It’s only September, and the number of new exchange-traded funds is already at an annual record—200 so far.
That means more than one ETF is being created every day, on average. New ETFs are raining down from the likes of Shark Tank star Kevin O’Leary to megabank Goldman Sachs to bond king Jeffrey Gundlach. There have now been upward of 1,000 ETFs launched this decade. That’s more than the previous two decades combined, with more than four years to go.
What’s an investor to do? How can they keep up?
Judging from the assets, they aren’t keeping up. For the most part, investors ignore new ETFs and continue to pile into older ones. All 200 new ETFs combined have a little more than $5 billion in assets, or 3 percent of the $140 billion that’s flowed into ETFs this year. All but about 20 are below one standard measure of success—accumulating $50 million in assets.

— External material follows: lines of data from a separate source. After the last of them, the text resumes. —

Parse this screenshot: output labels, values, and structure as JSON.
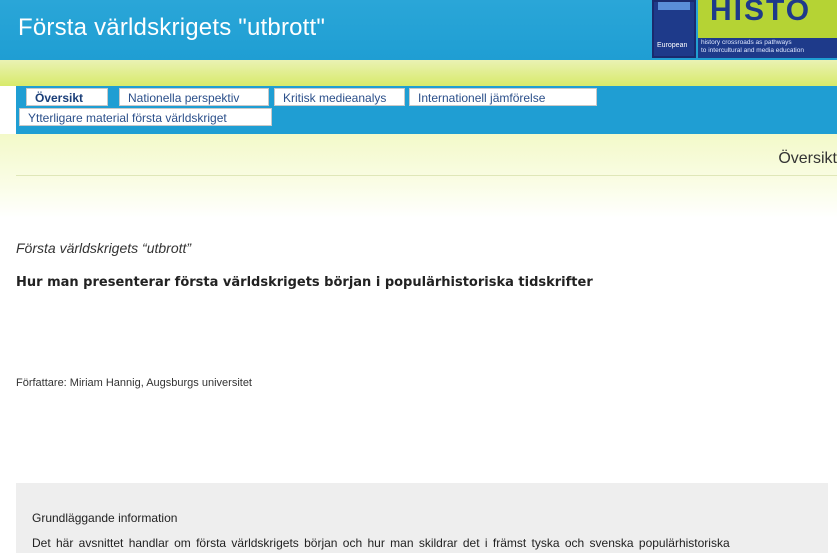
{
  "header": {
    "title": "Första världskrigets \"utbrott\"",
    "logo": {
      "letters": "HISTO",
      "european": "European",
      "tagline_line1": "history crossroads as pathways",
      "tagline_line2": "to intercultural and media education"
    }
  },
  "tabs": [
    {
      "label": "Översikt",
      "active": true
    },
    {
      "label": "Nationella perspektiv",
      "active": false
    },
    {
      "label": "Kritisk medieanalys",
      "active": false
    },
    {
      "label": "Internationell jämförelse",
      "active": false
    },
    {
      "label": "Ytterligare material första världskriget",
      "active": false
    }
  ],
  "breadcrumb": {
    "current": "Översikt"
  },
  "article": {
    "title": "Första världskrigets “utbrott”",
    "subtitle": "Hur man presenterar första världskrigets början i populärhistoriska tidskrifter",
    "author": "Författare: Miriam Hannig, Augsburgs universitet"
  },
  "info": {
    "heading": "Grundläggande information",
    "text": "Det här avsnittet handlar om första världskrigets början och hur man skildrar det i främst tyska och svenska populärhistoriska"
  },
  "colors": {
    "header_blue": "#1f9ed3",
    "lime": "#d8ea6a",
    "logo_green": "#b5d334",
    "logo_navy": "#1e3a8a"
  }
}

Most of these products will limp along in oblivion. Many others will probably liquidate eventually and join the more than 500 products in the ETF graveyard. A small cohort will survive and gain assets and become useful products for investors.

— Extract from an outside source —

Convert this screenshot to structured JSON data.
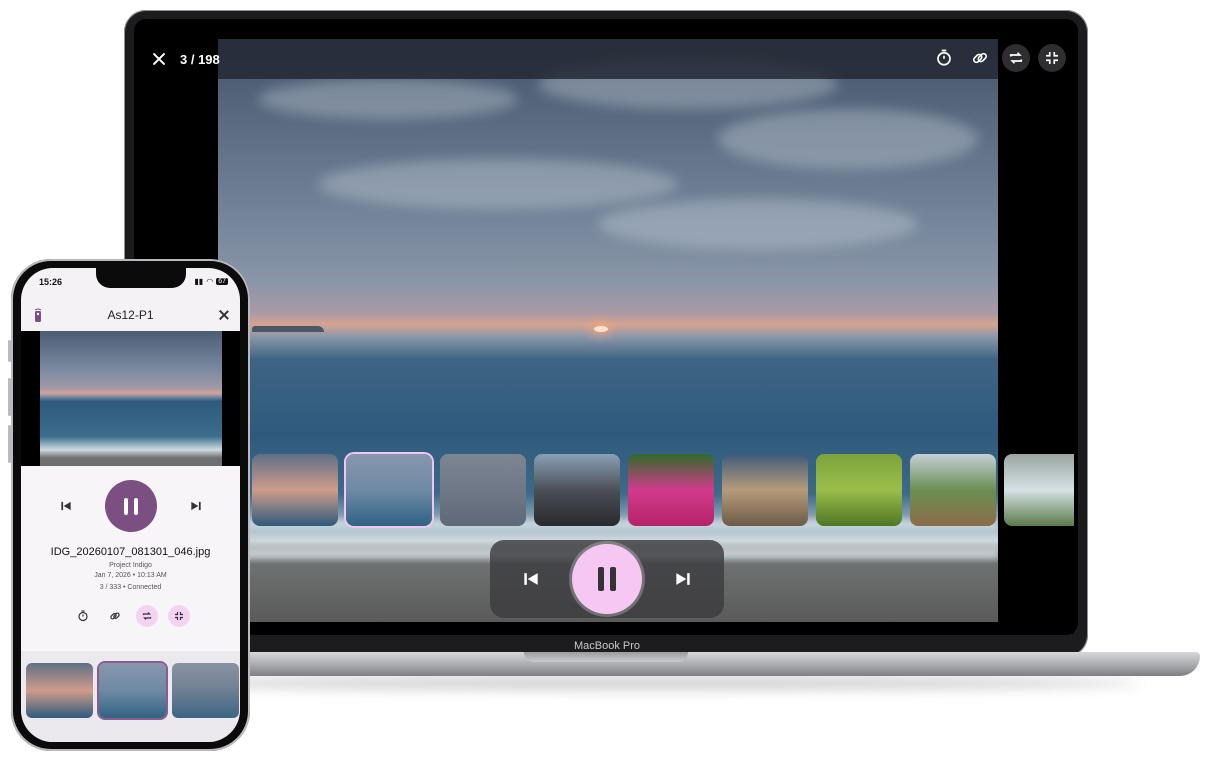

Below is a list of the 20 most successful new ETFs, in terms of assets. There’s no common thread tying them together except that they somehow struck a chord with investors, for a variety of reasons.

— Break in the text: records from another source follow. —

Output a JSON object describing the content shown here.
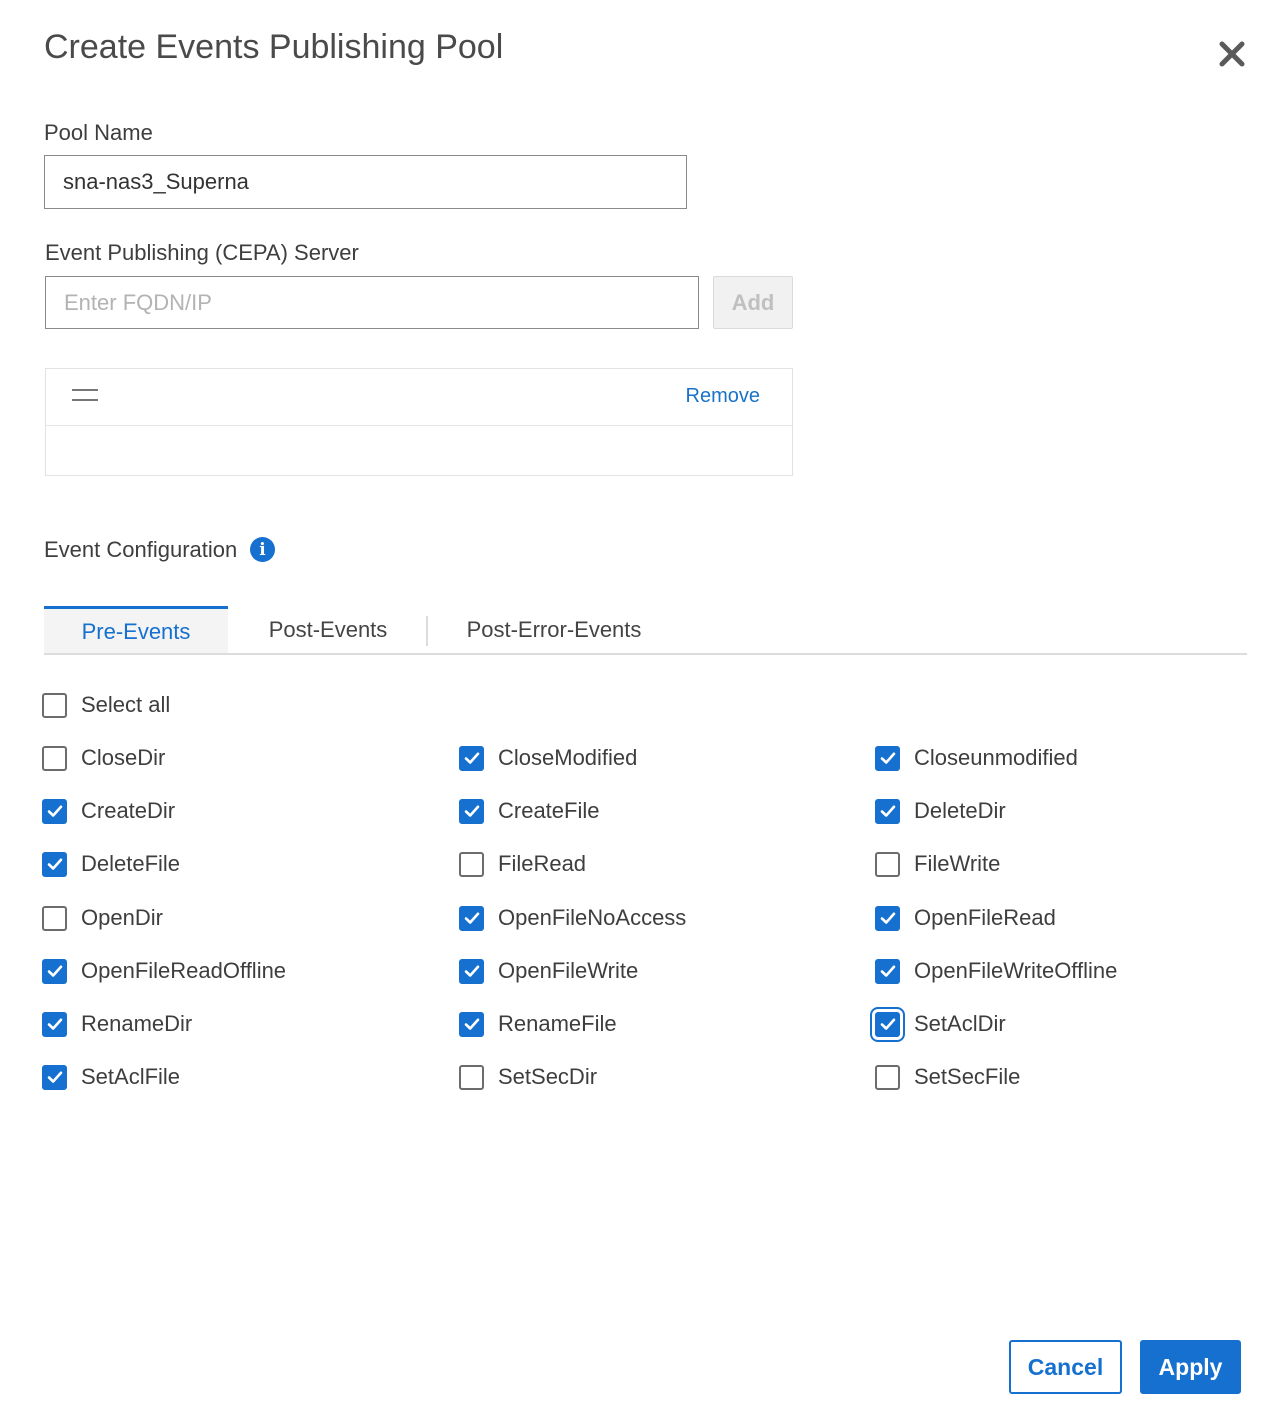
{
  "dialog": {
    "title": "Create Events Publishing Pool",
    "close_icon": "close-icon"
  },
  "pool_name": {
    "label": "Pool Name",
    "value": "sna-nas3_Superna"
  },
  "cepa_server": {
    "label": "Event Publishing (CEPA) Server",
    "placeholder": "Enter FQDN/IP",
    "value": "",
    "add_label": "Add",
    "list": {
      "items": [
        {
          "value": "",
          "remove_label": "Remove"
        }
      ]
    }
  },
  "event_configuration": {
    "label": "Event Configuration",
    "info_icon": "info-icon",
    "tabs": [
      {
        "label": "Pre-Events",
        "active": true
      },
      {
        "label": "Post-Events",
        "active": false
      },
      {
        "label": "Post-Error-Events",
        "active": false
      }
    ],
    "select_all": {
      "label": "Select all",
      "checked": false
    },
    "events": [
      {
        "label": "CloseDir",
        "checked": false
      },
      {
        "label": "CloseModified",
        "checked": true
      },
      {
        "label": "Closeunmodified",
        "checked": true
      },
      {
        "label": "CreateDir",
        "checked": true
      },
      {
        "label": "CreateFile",
        "checked": true
      },
      {
        "label": "DeleteDir",
        "checked": true
      },
      {
        "label": "DeleteFile",
        "checked": true
      },
      {
        "label": "FileRead",
        "checked": false
      },
      {
        "label": "FileWrite",
        "checked": false
      },
      {
        "label": "OpenDir",
        "checked": false
      },
      {
        "label": "OpenFileNoAccess",
        "checked": true
      },
      {
        "label": "OpenFileRead",
        "checked": true
      },
      {
        "label": "OpenFileReadOffline",
        "checked": true
      },
      {
        "label": "OpenFileWrite",
        "checked": true
      },
      {
        "label": "OpenFileWriteOffline",
        "checked": true
      },
      {
        "label": "RenameDir",
        "checked": true
      },
      {
        "label": "RenameFile",
        "checked": true
      },
      {
        "label": "SetAclDir",
        "checked": true,
        "focused": true
      },
      {
        "label": "SetAclFile",
        "checked": true
      },
      {
        "label": "SetSecDir",
        "checked": false
      },
      {
        "label": "SetSecFile",
        "checked": false
      }
    ]
  },
  "footer": {
    "cancel_label": "Cancel",
    "apply_label": "Apply"
  },
  "colors": {
    "accent": "#1570cf",
    "text": "#3e3e3e",
    "border": "#8a8a8a"
  }
}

The biggest newbie winner so far is the SPDR DoubleLine Total Return Tactical ETF (TOTL), an actively managed bond ETF run by bond guru Gundlach. Any ETF with a big name attached to it—like Gundlach or Bill Gross—has a huge leg up on the competition.
In second place is the iShares Exponential Technologies ETF (XT). It tracks companies that create industry-changing technologies in sectors such as health care and industrials. But this one’s part of a growing trend of “bespoke” ETFs that are created to suit the needs of a particular adviser’s client base—and if more assets come in, that’s gravy. Almost all of the assets that flowed into XT in its first week came from independent advisory firm Edelman Financial Services, which has more than $13 billion in assets under management.
Also in the top three is the Direxion Daily CSI 300 China A Share Bear 1X Shares (CHAD). It gives inverse exposure to China’s mainland stock market, which means it basically gives investors a positive return when that stock market falls. CHAD’s success is a result of perfect timing. It was started just as the China stock market bubble burst and investors rushed to bet on the slide. CHAD is up 27 percent so far this year.
The Pacer Trendpilot 750 ETF (PTLC) is also a successful newbie. The ETF invests in 750 large-cap stocks but moves to 50 percent or 100 percent in cash if certain market signals show up, such as the Wilshire U.S. Large-Cap Total Return Index dipping below its 200-day moving average for a number of days. This ETF was designed to appeal to advisers who want something that provides protection against a stock market drop, without using derivatives. It went to cash in late August. The ETF is down 5 percent, while the large-cap index it tracks is down 7 percent.
Rounding out the top five: the WisdomTree Europe Hedged SmallCap Equity Fund (EUSC). It tracks euro zone stocks but neutralizes the effect of currency on the portfolio. It’s a follow-on to the hugely popular WisdomTree Europe Hedged Equity Fund (HEDJ). Just as in the movie business, many ETF issuers try to capitalize when an initial product is successful and launch the ETF version of a sequel. This particular sequel ETF took off, but like a lot of movie sequels, these ETFs are hit or miss.
Eric Balchunas is a senior exchange-traded-fund analyst at Bloomberg.